Friday, June 22, 2012
Leading the Way is Proud to host Animal Communication Workshop led by Dawn Allen held on POSTPONDED! DATE. TBA. from 11:30-5:30 refreshments provided Space is limited, and filling fast! Register today at firstname.lastname@example.org Cost is $90 pre register/At the door $100 check, cash or credit card Learn to understand your animal friends on a deep emotional level. Discover new ways to enjoy and love your animals. This seminar will help you realize your natural ability to communicate telepathically with all creatures. You will learn how to better understand animal companions, gaining insight into their behavior, health, and happiness. The seminar includes specific exercises and meditations geared towards opening your senses and your heart. Participants bring photographs of their animals; and they are our teachers (along with live animals on-site). I highly recommend attending this workshop. Even if you are not confident with your telepathic propensity, you will gain closeness and understanding with your animals. Participants often report enthusiastic greetings from their animals when they return home after attending the workshop. The animals love the fact that you try to understand them!

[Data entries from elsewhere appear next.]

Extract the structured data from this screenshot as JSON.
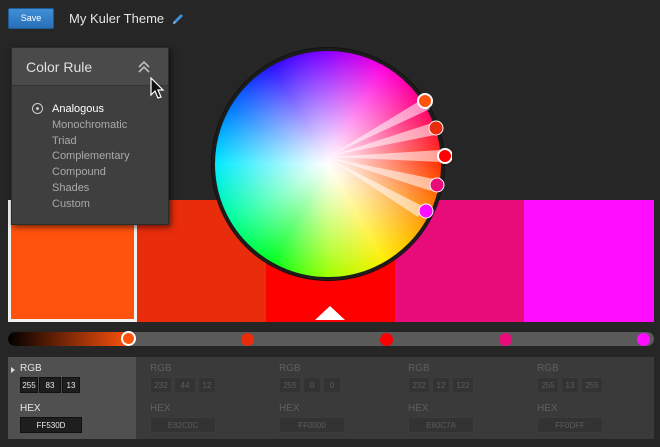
{
  "toolbar": {
    "save_label": "Save",
    "theme_title": "My Kuler Theme"
  },
  "color_rule": {
    "title": "Color Rule",
    "options": [
      "Analogous",
      "Monochromatic",
      "Triad",
      "Complementary",
      "Compound",
      "Shades",
      "Custom"
    ],
    "selected": "Analogous"
  },
  "swatches": [
    {
      "hex": "FF530D",
      "rgb": [
        "255",
        "83",
        "13"
      ],
      "color": "#ff530d",
      "selected": true
    },
    {
      "hex": "E82C0C",
      "rgb": [
        "232",
        "44",
        "12"
      ],
      "color": "#e82c0c",
      "selected": false
    },
    {
      "hex": "FF0000",
      "rgb": [
        "255",
        "0",
        "0"
      ],
      "color": "#ff0000",
      "selected": false
    },
    {
      "hex": "E80C7A",
      "rgb": [
        "232",
        "12",
        "122"
      ],
      "color": "#e80c7a",
      "selected": false
    },
    {
      "hex": "FF0DFF",
      "rgb": [
        "255",
        "13",
        "255"
      ],
      "color": "#ff0dff",
      "selected": false
    }
  ],
  "labels": {
    "rgb": "RGB",
    "hex": "HEX"
  },
  "icons": [
    "pencil-icon",
    "collapse-icon",
    "cursor-icon",
    "radio-icon",
    "caret-icon"
  ],
  "colors": {
    "accent": "#2a6fb8",
    "panel": "#3f3f3f",
    "background": "#262626"
  }
}
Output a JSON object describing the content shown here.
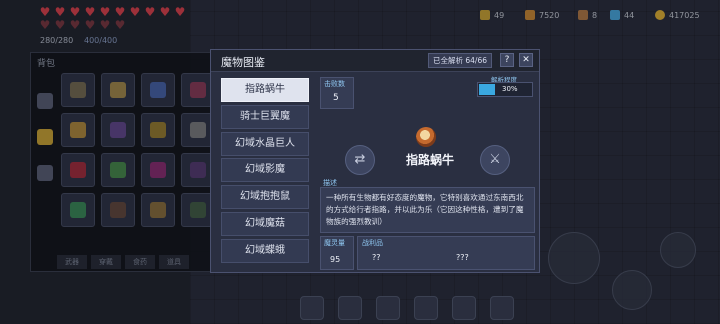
{
  "hud": {
    "hearts": {
      "filled": 10,
      "total": 16
    },
    "hp": "280/280",
    "mp": "400/400",
    "resources": [
      {
        "icon": "coin-stack-icon",
        "value": "49",
        "color": "#c9a43a"
      },
      {
        "icon": "material-icon",
        "value": "7520",
        "color": "#c98a3a"
      },
      {
        "icon": "material-icon",
        "value": "8",
        "color": "#b07a4a"
      },
      {
        "icon": "gem-icon",
        "value": "44",
        "color": "#4aa8e0"
      },
      {
        "icon": "gold-coin-icon",
        "value": "417025",
        "color": "#e0b23a"
      }
    ]
  },
  "backpack": {
    "title": "背包",
    "bottom_tabs": [
      "武器",
      "穿戴",
      "食药",
      "道具"
    ]
  },
  "modal": {
    "title": "魔物图鉴",
    "all_analyzed_label": "已全解析",
    "progress": "64/66",
    "help_label": "?",
    "close_label": "✕",
    "monsters": [
      "指路蜗牛",
      "骑士巨翼魔",
      "幻域水晶巨人",
      "幻域影魔",
      "幻域抱抱鼠",
      "幻域魔菇",
      "幻域蝶蛾"
    ],
    "selected_index": 0,
    "kills_label": "击败数",
    "kills_value": "5",
    "analysis_label": "解析程度",
    "analysis_percent": 30,
    "analysis_text": "30%",
    "selected_name": "指路蜗牛",
    "description_label": "描述",
    "description": "一种所有生物都有好态度的魔物，它特别喜欢通过东南西北的方式给行者指路，并以此为乐（它因这种性格，遭到了魔物族的强烈教训）",
    "soul_label": "魔灵量",
    "soul_value": "95",
    "loot_label": "战利品",
    "loot_values": [
      "??",
      "???"
    ]
  }
}
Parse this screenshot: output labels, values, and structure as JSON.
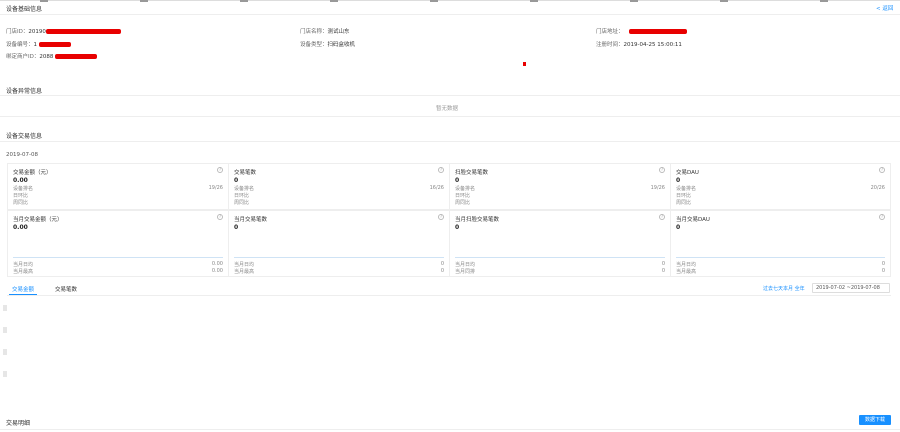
{
  "header": {
    "back_label": "< 返回"
  },
  "basic": {
    "title": "设备基础信息",
    "store_id_label": "门店ID：",
    "store_id_value": "20190",
    "store_name_label": "门店名称：",
    "store_name_value": "测试山东",
    "store_addr_label": "门店地址：",
    "device_no_label": "设备编号：",
    "device_no_value": "1",
    "device_type_label": "设备类型：",
    "device_type_value": "扫码盒收机",
    "reg_time_label": "注册时间：",
    "reg_time_value": "2019-04-25 15:00:11",
    "merchant_id_label": "绑定商户ID：",
    "merchant_id_value": "2088"
  },
  "abnormal": {
    "title": "设备异常信息",
    "empty_text": "暂无数据"
  },
  "trade": {
    "title": "设备交易信息",
    "date": "2019-07-08",
    "cards_row1": [
      {
        "title": "交易金额（元）",
        "value": "0.00",
        "rank_label": "设备排名",
        "rank_value": "19/26",
        "r2": "日环比",
        "r3": "周同比"
      },
      {
        "title": "交易笔数",
        "value": "0",
        "rank_label": "设备排名",
        "rank_value": "16/26",
        "r2": "日环比",
        "r3": "周同比"
      },
      {
        "title": "扫脸交易笔数",
        "value": "0",
        "rank_label": "设备排名",
        "rank_value": "19/26",
        "r2": "日环比",
        "r3": "周同比"
      },
      {
        "title": "交易DAU",
        "value": "0",
        "rank_label": "设备排名",
        "rank_value": "20/26",
        "r2": "日环比",
        "r3": "周同比"
      }
    ],
    "cards_row2": [
      {
        "title": "当月交易金额（元）",
        "value": "0.00",
        "avg_label": "当月日均",
        "avg_value": "0.00",
        "max_label": "当月最高",
        "max_value": "0.00"
      },
      {
        "title": "当月交易笔数",
        "value": "0",
        "avg_label": "当月日均",
        "avg_value": "0",
        "max_label": "当月最高",
        "max_value": "0"
      },
      {
        "title": "当月扫脸交易笔数",
        "value": "0",
        "avg_label": "当月日均",
        "avg_value": "0",
        "max_label": "当月同排",
        "max_value": "0"
      },
      {
        "title": "当月交易DAU",
        "value": "0",
        "avg_label": "当月日均",
        "avg_value": "0",
        "max_label": "当月最高",
        "max_value": "0"
      }
    ],
    "tabs": [
      "交易金额",
      "交易笔数"
    ],
    "ranges": "过去七天本月 全年",
    "date_range": "2019-07-02 ~2019-07-08"
  },
  "detail": {
    "title": "交易明细",
    "download_label": "数据下载"
  }
}
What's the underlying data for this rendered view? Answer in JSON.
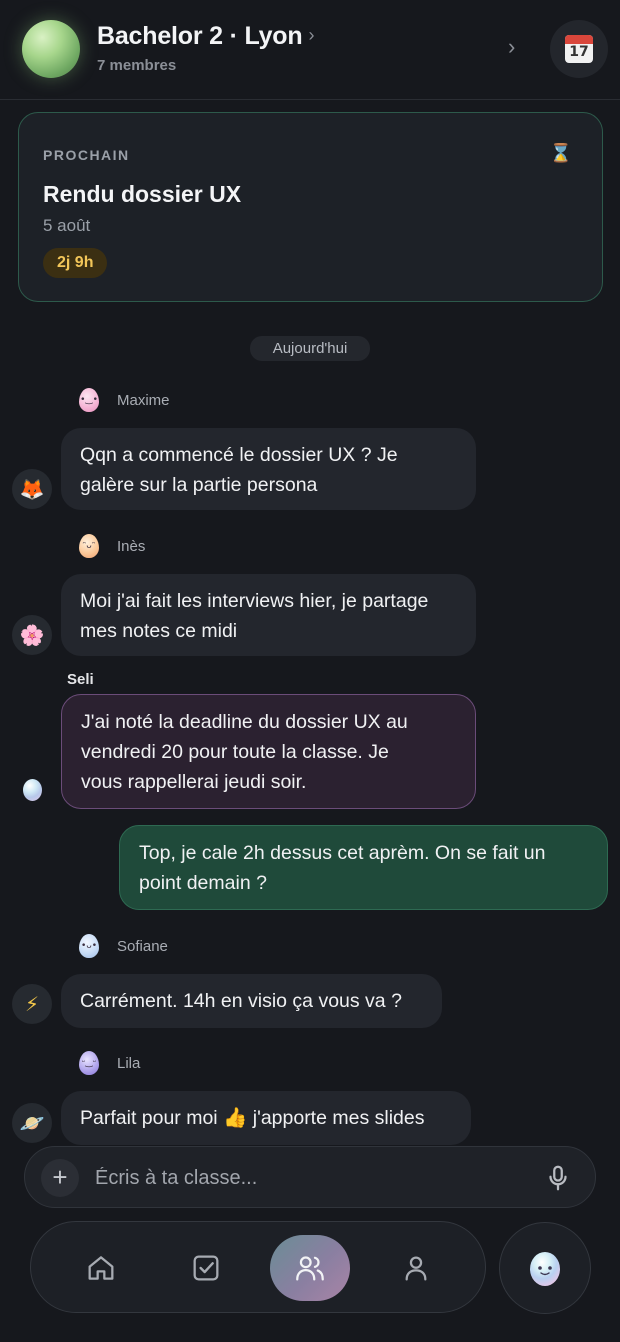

Leading the Way offers doggie daycare and all types of training, including private, group classes and a residential training program. Behavior assessment and modification is done using ONLY positive methods focused on shaping behavior.
We have over 25 years of professional experience, dedicated to enhancing the relationship of both ends of the leash, through knowledge, compassion, and building long term relationships with our clients, both two and four legged.